Work to be completed: Below are records. Copy every line with "true" in it.

Supplied information:
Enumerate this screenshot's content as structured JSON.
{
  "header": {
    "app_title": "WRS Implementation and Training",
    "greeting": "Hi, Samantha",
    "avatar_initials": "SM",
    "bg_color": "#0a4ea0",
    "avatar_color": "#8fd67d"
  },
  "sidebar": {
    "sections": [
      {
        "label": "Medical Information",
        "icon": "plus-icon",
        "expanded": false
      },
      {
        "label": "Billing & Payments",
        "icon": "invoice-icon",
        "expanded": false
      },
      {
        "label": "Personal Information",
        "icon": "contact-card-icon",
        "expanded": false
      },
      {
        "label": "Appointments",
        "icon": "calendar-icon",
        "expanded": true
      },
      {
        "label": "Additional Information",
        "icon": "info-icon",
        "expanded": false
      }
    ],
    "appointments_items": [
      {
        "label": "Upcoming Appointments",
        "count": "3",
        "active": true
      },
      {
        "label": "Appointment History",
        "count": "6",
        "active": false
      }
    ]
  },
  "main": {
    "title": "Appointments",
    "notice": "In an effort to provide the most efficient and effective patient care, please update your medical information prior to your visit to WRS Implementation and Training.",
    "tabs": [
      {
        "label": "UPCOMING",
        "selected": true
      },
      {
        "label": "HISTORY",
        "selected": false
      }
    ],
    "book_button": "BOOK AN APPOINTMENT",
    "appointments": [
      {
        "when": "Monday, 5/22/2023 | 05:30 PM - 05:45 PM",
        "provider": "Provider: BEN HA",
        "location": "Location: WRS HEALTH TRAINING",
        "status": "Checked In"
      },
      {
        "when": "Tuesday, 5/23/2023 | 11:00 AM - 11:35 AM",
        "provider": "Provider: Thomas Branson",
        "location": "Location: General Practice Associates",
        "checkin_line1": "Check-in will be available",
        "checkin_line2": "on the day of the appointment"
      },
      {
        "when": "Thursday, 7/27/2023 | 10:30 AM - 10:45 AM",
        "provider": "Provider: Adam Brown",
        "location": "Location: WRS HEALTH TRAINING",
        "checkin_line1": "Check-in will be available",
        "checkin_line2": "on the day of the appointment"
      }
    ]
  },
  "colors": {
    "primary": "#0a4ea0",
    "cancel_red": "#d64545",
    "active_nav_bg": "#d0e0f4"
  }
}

Reply:
        "expanded": true
        "active": true
        "selected": true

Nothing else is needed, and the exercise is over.